  1. Freedom of religion. The freedom to practice any religion in the U.S., as well as the guarantee that Congress will not promote one religious belief over another.
  2. Freedom of speech. The freedom to say almost anything, including hate speech, without the government abridging the speech or otherwise prohibiting the free exercise of speech.
  3. Freedom of the press. The freedom to publish almost anything without government interference or censorship.
  4. Freedom to peaceably assemble. The freedom to assemble with other citizens for lawful discussion, as long as it does not disrupt public order or peace and quiet.
  5. Freedom to petition the government for redress of grievances. Freedom to file a complaint with the government without fear of negative consequences.

The five freedoms of the First Amendment lay the groundwork for all American rights. They grant the people free access to speech, opinions, publications, the media, association, protestation, and more.

Why Is the First Amendment Important?

The First Amendment is the single most powerful legal document for protecting American citizens’ freedoms. It has grown in importance over the years, especially in the 20th century after discussions of human rights, civil rights, and infringements. Today, for modern Americans, the First Amendment is integral to protecting the freedom of speech, press, religions, assembly, and petition for every U.S. citizen.

What Are the Limits of the First Amendment?

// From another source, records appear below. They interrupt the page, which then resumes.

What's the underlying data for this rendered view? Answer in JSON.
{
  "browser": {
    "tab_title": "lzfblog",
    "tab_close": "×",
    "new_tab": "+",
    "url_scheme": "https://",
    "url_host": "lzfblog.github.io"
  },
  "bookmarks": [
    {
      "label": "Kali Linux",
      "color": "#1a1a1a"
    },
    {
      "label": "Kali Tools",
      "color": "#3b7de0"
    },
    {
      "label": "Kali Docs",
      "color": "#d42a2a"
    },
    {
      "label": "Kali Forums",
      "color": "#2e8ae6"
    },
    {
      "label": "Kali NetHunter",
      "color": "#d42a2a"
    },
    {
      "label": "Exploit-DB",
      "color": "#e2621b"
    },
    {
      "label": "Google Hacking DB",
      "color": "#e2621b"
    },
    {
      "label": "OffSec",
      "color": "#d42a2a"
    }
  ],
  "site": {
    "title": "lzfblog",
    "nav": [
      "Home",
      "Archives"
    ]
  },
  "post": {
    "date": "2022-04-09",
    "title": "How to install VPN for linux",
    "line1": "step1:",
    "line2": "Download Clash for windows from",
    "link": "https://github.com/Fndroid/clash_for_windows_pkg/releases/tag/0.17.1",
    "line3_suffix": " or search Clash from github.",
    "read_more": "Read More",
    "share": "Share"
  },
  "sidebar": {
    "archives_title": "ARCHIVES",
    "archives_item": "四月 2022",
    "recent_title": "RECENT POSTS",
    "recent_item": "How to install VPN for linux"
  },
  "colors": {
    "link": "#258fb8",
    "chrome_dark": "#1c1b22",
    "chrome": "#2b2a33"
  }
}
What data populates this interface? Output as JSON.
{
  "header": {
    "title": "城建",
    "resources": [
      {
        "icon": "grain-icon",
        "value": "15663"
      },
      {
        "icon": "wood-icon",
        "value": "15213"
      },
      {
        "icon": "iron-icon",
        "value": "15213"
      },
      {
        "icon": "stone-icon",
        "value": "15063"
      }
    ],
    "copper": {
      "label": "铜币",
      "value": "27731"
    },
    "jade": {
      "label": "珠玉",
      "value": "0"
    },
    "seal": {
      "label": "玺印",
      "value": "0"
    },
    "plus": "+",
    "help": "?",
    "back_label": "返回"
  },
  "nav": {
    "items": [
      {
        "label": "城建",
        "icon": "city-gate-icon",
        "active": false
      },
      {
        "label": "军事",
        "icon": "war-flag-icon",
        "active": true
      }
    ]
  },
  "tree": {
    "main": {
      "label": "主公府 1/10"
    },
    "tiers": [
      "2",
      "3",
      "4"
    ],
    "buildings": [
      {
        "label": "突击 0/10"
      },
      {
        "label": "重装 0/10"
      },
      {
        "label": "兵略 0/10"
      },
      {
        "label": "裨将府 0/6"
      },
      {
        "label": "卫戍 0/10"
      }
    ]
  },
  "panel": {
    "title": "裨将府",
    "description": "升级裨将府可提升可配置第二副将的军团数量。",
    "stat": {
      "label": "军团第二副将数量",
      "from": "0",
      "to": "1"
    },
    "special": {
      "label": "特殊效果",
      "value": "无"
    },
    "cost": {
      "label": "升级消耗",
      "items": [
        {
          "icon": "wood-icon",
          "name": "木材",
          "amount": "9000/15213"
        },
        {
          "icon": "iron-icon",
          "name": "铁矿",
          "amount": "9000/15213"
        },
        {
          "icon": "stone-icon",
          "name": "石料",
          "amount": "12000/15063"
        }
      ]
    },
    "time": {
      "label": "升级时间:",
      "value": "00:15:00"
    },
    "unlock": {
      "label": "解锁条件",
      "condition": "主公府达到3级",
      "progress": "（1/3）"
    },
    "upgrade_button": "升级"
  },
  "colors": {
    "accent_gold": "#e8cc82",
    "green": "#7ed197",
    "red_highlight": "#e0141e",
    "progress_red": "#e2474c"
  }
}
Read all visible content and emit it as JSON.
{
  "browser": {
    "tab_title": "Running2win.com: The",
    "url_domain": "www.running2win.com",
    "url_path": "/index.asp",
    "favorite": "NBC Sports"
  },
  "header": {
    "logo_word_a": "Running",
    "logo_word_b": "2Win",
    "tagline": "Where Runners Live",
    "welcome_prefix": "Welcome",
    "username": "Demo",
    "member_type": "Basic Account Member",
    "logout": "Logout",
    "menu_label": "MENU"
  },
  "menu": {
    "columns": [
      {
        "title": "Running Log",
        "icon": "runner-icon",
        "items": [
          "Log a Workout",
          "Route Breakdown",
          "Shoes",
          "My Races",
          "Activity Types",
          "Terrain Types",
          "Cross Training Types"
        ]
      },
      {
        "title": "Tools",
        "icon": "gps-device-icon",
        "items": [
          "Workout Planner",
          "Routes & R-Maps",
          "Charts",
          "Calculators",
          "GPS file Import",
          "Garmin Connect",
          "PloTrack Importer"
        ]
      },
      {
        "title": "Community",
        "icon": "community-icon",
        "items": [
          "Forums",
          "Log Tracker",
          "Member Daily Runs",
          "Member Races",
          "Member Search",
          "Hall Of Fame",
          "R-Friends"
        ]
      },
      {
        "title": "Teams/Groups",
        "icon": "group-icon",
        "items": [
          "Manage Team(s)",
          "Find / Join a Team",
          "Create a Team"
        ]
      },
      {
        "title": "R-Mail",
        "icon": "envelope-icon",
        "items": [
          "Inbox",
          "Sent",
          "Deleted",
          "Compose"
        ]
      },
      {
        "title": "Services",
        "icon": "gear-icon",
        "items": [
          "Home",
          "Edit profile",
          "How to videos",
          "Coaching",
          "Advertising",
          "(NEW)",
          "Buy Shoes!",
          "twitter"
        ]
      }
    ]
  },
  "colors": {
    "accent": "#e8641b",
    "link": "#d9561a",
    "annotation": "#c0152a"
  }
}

The First Amendment has a few limits. When in someone’s private home, or while working for a private employer, you have no right to free speech. It is the homeowner and employer’s prerogative to prohibit kinds of speech while on the property. Citizens also do not have the right to some types of speech. This includes obscene speech or expression, such as child pornography. Citizens also cannot yell “Fire!” under false pretenses in a crowded area.

Since individuals and corporations own social media sites, they technically have the power to delete or censor anything published on their sites – especially offensive content. Citizens’ rights under the First Amendment have turned into a gray area in some cases. Numerous situations result in civil rights lawsuits, with the outcome being more interpretations of the original language of the amendment. If you believe someone has infringed upon your First Amendment rights, speak to an attorney.